EXERCISE DETAILS »
Set the pictures aside and return each record below precisely as written.

(Items from a dataset)
+---+

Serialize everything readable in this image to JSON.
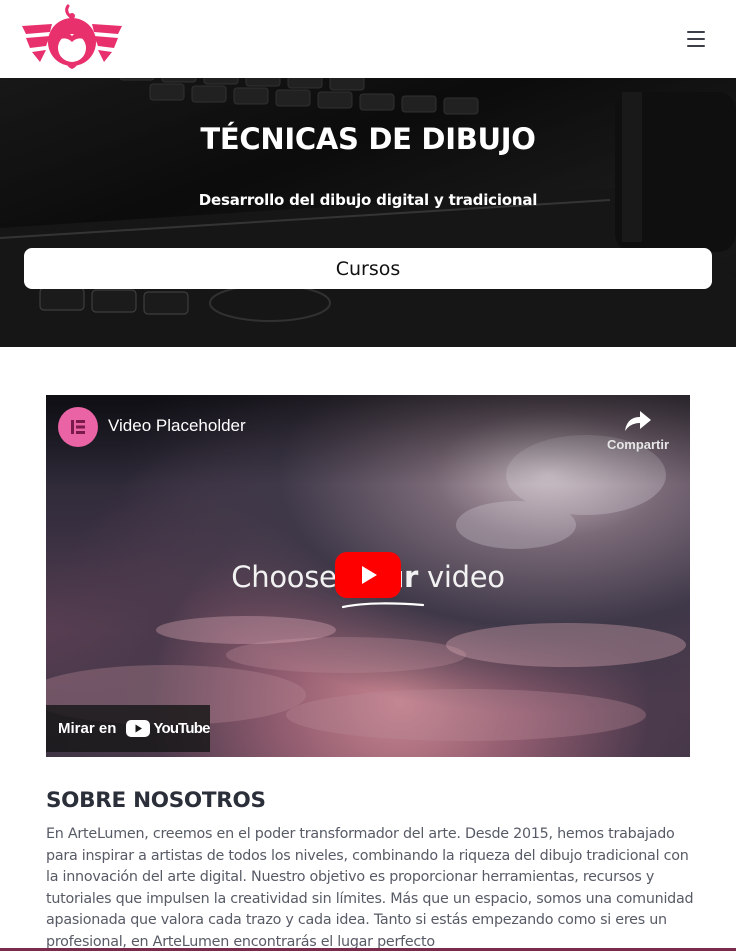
{
  "header": {
    "logo_icon": "artelumen-logo-icon",
    "menu_icon": "hamburger-menu-icon",
    "brand_color": "#e8306d"
  },
  "hero": {
    "title": "TÉCNICAS DE DIBUJO",
    "subtitle": "Desarrollo del dibujo digital y tradicional",
    "button_label": "Cursos"
  },
  "video": {
    "channel_icon": "elementor-icon",
    "title": "Video Placeholder",
    "share_label": "Compartir",
    "overlay_text_start": "Choose ",
    "overlay_text_bold": "your",
    "overlay_text_end": " video",
    "play_icon": "play-icon",
    "watch_on_label": "Mirar en",
    "youtube_label": "YouTube",
    "play_color": "#ff0000"
  },
  "about": {
    "title": "SOBRE NOSOTROS",
    "text": "En ArteLumen, creemos en el poder transformador del arte. Desde 2015, hemos trabajado para inspirar a artistas de todos los niveles, combinando la riqueza del dibujo tradicional con la innovación del arte digital. Nuestro objetivo es proporcionar herramientas, recursos y tutoriales que impulsen la creatividad sin límites. Más que un espacio, somos una comunidad apasionada que valora cada trazo y cada idea. Tanto si estás empezando como si eres un profesional, en ArteLumen encontrarás el lugar perfecto"
  }
}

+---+

FINISHED TASK »
Serialize everything readable in this image to JSON.
{
  "header": {
    "logo_icon": "artelumen-logo-icon",
    "menu_icon": "hamburger-menu-icon",
    "brand_color": "#e8306d"
  },
  "hero": {
    "title": "TÉCNICAS DE DIBUJO",
    "subtitle": "Desarrollo del dibujo digital y tradicional",
    "button_label": "Cursos"
  },
  "video": {
    "channel_icon": "elementor-icon",
    "title": "Video Placeholder",
    "share_label": "Compartir",
    "overlay_text_start": "Choose ",
    "overlay_text_bold": "your",
    "overlay_text_end": " video",
    "play_icon": "play-icon",
    "watch_on_label": "Mirar en",
    "youtube_label": "YouTube",
    "play_color": "#ff0000"
  },
  "about": {
    "title": "SOBRE NOSOTROS",
    "text": "En ArteLumen, creemos en el poder transformador del arte. Desde 2015, hemos trabajado para inspirar a artistas de todos los niveles, combinando la riqueza del dibujo tradicional con la innovación del arte digital. Nuestro objetivo es proporcionar herramientas, recursos y tutoriales que impulsen la creatividad sin límites. Más que un espacio, somos una comunidad apasionada que valora cada trazo y cada idea. Tanto si estás empezando como si eres un profesional, en ArteLumen encontrarás el lugar perfecto"
  }
}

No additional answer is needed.